The other part of the problem, unfortunately, is that the disciples and even the risen Yeshua himself are not better developed and convey little sense of a Christian ethos. yeshua (cliff curtis) is friendly and enigmatic, but doesn’t say anything very surprising, either to us or to clavius. “There are no enemies here,” Yeshua tells Clavius when the latter bursts into the upper room and recognizes the man he saw dead on the cross. later, when clavius confesses that he doesn’t know what to ask, yeshua prompts, “speak your heart”. shouldn’t the risen lord sound deeper than yoda or aragorn?
risen has some strong moments. I like the brief exchange in the opening scene with the captured zealot leader, who Clavius taunts, “tell yahweh you come courtesy of mars.” When the fanatical leader replies that he must pain Clavius that the one true god chooses the Hebrews and not the Romans, Clavius slyly replies, “Not today.”
best of all is a scene in a tavern in which clavius, following all the clues about the disappearance of the body of the executed king of the jews, finally gets the true story from one of the poor guards who was there at that time moment. . the effect of witnessing the immediate aftermath of the resurrection of jesus is amazing, and the character’s best moment in the film, along with the interrogation of mary magdalene (maria botto).
but these good times are offset by bad decisions. The fanatical leader is identified as Barabbas, who barely seems to have had time to get from Pilate’s court where he was released that morning to the battle where Clavius kills him; it is also jarring to think of the first man symbolically liberated by the death of jesus dying before jesus himself. Anyway, shouldn’t Clavius have taken Barabbas to Jerusalem to crucify him?
Puzzlingly, risen actually manages to combine the drawbacks of the medieval imagination with the drawbacks of a desecrated Protestant imagination.
Thus, on the one hand, Mary Magdalene is portrayed as a prostitute, a sixth-century tradition from which she has been absolved both by biblical scholarship and, to a large extent, by the contemporary popular imagination. risen shows no awareness of the contemporary discussion surrounding the portrayal of Jews in evangelical drama; there are no sympathetic jewish characters who are not disciples of jesus. Nor is much attention paid to the female disciples, who were the first to discover the empty tomb and to meet the risen Christ.

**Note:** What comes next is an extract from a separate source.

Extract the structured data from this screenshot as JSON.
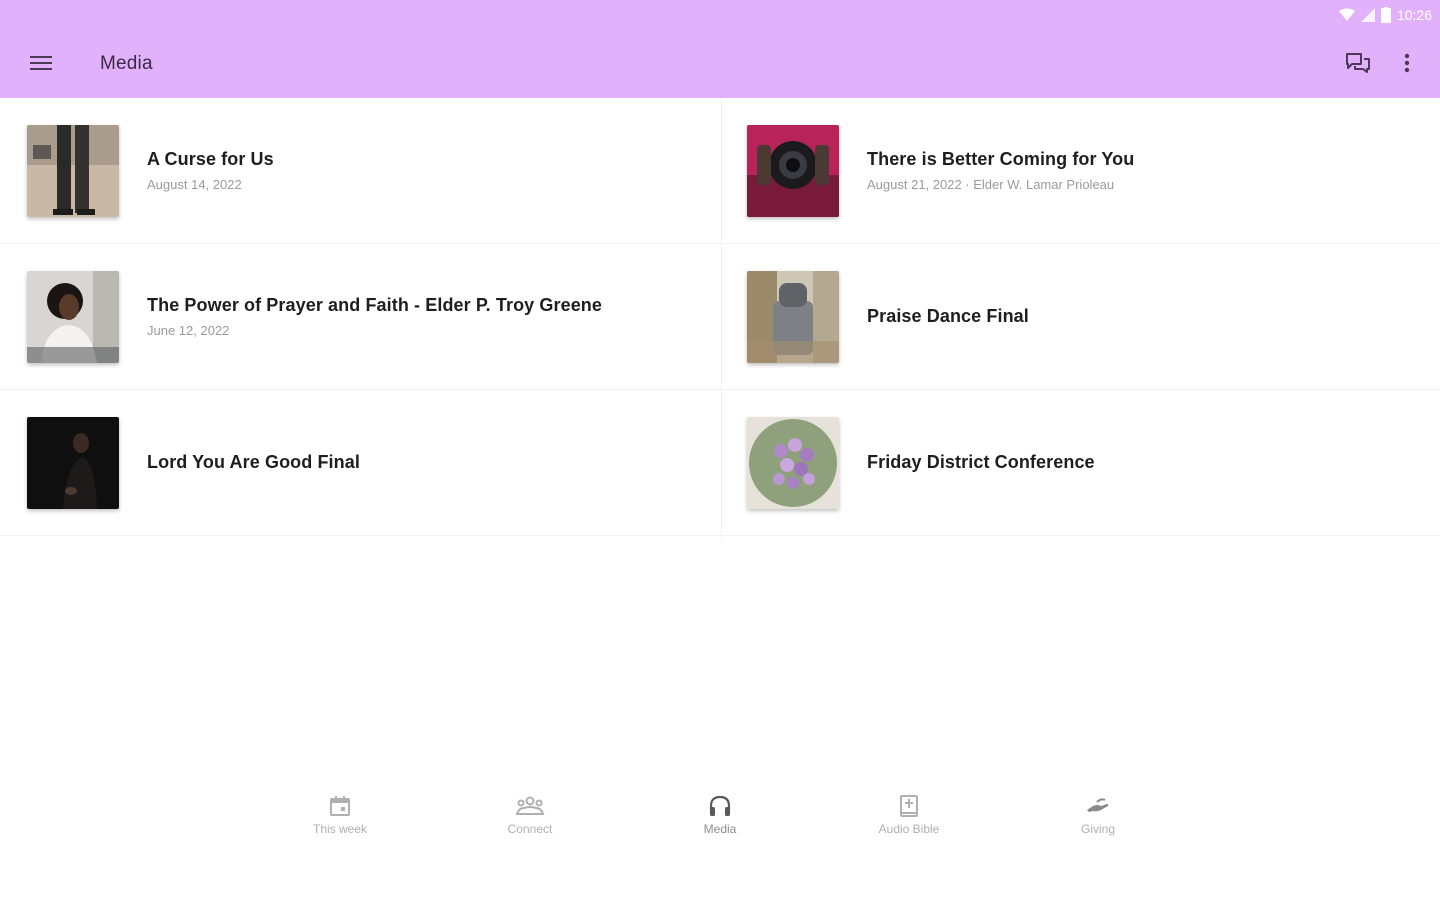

on the other hand, in the very effectively imagined ascension scene, jesus gives the apostles the great commission, but leaves out baptism in the name of the father, the son, and the holy spirit. In a scene that would otherwise have notable Eucharistic overtones, when the Apostles break and share bread around a campfire while praying the Our Father, Peter nonchalantly tosses a piece of bread over his shoulder to the ground for Clavius. (no, not really the eucharist, but still).
The Virgin Mary is just a character. And when Peter affirms his love for Jesus three times and receives the triple commission from him, but with no hint of Peter’s guilt for the triple denials, this moment she loses her redeeming power.
for all its problems, risen is still more interesting in some ways than a direct dramatization of the gospel story as a son of god. it’s far from completely satisfying, but for devoted viewers, its strengths may outweigh its flaws.
steven d. greydanus is the film critic of record and creator of decent movies. he is studying for the permanent diaconate of the archdiocese of newark, new jersey. follow him on twitter.
watcher warning: battlefield and crucifixion violence; fleeting images of decomposing corpses; brief representations of drunkenness; references to prostitution. teens and up.